19th August 2015

A man from Northern Ireland has become the first man in the world to receive a new heart pump which is half the size of traditional heart pumps.

Retired father-of-three Harry Chivers, 63, has been fitted with the Miniaturised Ventricular Assist Device (MVAD) at the Freeman Hospital in Newcastle.

Harry was in advanced heart failure and waiting for a heart transplant when he was given the opportunity to join trials for the device. Reports say he has made good progress since the £80,000 device was implanted in July.


The MVAD, produced by HeartWare International, also has sophisticated controls and settings that allow it to adapt better to patients’ lifestyles.

It weighs 78g and is around half the size of as previous devices. This may make it suitable for children with severe heart disease.

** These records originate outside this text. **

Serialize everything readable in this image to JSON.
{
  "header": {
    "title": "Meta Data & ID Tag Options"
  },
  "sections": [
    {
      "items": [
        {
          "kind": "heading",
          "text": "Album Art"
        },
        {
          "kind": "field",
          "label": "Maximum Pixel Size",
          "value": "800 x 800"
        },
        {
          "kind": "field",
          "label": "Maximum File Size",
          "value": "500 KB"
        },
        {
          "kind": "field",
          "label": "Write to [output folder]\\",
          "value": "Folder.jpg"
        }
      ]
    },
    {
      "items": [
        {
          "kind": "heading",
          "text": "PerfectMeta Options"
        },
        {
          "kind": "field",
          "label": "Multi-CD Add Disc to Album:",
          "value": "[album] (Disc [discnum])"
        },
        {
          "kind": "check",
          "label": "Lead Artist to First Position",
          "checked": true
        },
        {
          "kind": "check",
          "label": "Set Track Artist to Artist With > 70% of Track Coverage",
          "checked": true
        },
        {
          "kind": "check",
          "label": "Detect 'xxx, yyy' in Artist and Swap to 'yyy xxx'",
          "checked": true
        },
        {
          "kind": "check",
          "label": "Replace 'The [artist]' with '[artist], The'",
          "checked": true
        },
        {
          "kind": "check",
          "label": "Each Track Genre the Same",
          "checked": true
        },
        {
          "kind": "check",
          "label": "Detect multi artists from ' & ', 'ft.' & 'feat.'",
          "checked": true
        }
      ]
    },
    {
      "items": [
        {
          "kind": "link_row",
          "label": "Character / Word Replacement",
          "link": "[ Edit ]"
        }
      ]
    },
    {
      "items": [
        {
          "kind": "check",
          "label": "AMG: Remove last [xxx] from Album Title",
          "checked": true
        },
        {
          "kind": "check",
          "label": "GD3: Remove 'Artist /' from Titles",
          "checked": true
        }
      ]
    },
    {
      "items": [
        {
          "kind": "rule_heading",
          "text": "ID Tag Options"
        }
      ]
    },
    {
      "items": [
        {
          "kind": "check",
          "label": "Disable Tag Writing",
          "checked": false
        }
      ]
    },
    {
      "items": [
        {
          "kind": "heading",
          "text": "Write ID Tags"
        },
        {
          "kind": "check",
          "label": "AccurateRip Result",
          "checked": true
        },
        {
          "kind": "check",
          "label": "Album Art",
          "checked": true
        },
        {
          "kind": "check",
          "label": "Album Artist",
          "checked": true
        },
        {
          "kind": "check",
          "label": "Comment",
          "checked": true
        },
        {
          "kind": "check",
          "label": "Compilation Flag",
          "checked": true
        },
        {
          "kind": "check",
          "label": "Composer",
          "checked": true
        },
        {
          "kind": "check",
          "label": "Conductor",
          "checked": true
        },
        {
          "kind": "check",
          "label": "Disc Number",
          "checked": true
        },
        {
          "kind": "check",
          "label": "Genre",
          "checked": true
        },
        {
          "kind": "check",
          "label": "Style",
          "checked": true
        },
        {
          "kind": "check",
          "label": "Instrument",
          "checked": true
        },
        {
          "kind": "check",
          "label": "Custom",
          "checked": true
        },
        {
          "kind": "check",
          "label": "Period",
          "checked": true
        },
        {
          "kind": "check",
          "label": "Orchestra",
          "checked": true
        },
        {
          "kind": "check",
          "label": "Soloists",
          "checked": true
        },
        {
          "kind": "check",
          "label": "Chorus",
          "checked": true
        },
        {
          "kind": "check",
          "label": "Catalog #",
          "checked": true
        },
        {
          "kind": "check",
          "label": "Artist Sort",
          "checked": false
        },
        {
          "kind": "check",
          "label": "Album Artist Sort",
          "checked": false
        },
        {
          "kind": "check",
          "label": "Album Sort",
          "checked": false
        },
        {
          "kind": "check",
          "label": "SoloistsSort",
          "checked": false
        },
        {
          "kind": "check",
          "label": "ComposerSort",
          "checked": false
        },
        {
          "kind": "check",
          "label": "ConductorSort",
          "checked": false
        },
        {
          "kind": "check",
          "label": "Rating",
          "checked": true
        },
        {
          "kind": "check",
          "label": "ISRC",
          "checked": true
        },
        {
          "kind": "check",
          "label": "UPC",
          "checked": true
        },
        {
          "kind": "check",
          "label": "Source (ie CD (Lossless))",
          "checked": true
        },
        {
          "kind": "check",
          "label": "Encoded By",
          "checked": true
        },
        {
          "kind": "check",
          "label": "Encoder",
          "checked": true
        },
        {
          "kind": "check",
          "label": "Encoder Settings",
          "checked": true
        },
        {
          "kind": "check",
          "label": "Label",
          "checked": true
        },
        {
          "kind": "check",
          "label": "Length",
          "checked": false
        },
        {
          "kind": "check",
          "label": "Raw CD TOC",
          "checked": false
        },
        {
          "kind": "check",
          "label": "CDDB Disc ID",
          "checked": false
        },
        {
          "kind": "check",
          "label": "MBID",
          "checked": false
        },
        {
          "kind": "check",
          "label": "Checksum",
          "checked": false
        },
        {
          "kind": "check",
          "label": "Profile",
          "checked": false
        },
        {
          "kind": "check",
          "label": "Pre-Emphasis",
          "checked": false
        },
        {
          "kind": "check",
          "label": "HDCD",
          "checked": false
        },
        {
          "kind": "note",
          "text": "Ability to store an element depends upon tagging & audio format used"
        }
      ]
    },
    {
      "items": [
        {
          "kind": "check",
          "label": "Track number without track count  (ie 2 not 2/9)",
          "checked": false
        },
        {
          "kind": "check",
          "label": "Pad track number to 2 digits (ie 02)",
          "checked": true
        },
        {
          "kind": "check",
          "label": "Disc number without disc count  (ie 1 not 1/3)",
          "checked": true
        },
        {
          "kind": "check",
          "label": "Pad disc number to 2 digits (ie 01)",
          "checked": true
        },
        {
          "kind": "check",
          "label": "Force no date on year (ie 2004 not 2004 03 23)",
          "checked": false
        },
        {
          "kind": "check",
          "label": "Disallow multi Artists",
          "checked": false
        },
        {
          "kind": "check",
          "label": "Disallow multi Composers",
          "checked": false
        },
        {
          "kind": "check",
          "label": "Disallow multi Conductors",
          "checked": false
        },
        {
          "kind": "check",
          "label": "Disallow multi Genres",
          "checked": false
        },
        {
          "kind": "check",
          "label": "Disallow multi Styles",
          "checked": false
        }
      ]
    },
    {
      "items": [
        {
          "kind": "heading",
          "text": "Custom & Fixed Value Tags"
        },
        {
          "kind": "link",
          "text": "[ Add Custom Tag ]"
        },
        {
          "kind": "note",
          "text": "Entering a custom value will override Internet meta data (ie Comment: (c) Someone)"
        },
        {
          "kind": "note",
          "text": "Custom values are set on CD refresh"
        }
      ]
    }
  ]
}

It is powered by a battery pack from a wire which passes out of the patient’s abdomen. The pack can be carried in a bag or around the waist.

The device is going through a lengthy trial process, with centres around the world fitting MVADs in dozens of patients.

A patient at the Medical University AKH in Vienna has also been fitted with the device.

The company said the MVAD is expected to result in improved blood flow through the body and allows doctors to customise it for each patient, providing four pulse settings designed to improve function of the aortic valve and reduce the risk of chronic bleeds.

"With the successful completion of these first implants in Europe, we are taking the next significant step in our efforts to help patients worldwide who suffer from advanced heart failure," said HeartWare chief executive Doug Godshall.

He said that the pump was less than half the size of the company’s HVAD® Pump – currently the smallest commercialised full-support device – and was designed to be implanted through a less-invasive incision in the chest wall.  

"We believe that the benefits of this novel device have the potential to lead to better patient outcomes and an improved quality of life for patients," said Professor Stephan Schueler, from the Freeman Hospital and an investigator in HeartWare's MVAD System CE Mark clinical trial.  

The company says that reducing the invasiveness of the surgery will not only enable doctors to treat a greater proportion of patients with heart failure but may offer a more attractive option to patients at an earlier stage of the disease progression.

The trial is due to enroll 60 patients at 11 sites in the United Kingdom, Austria, Australia, France and Germany.

In the UK, heart pumps are only allowed on the NHS for patients awaiting heart transplant.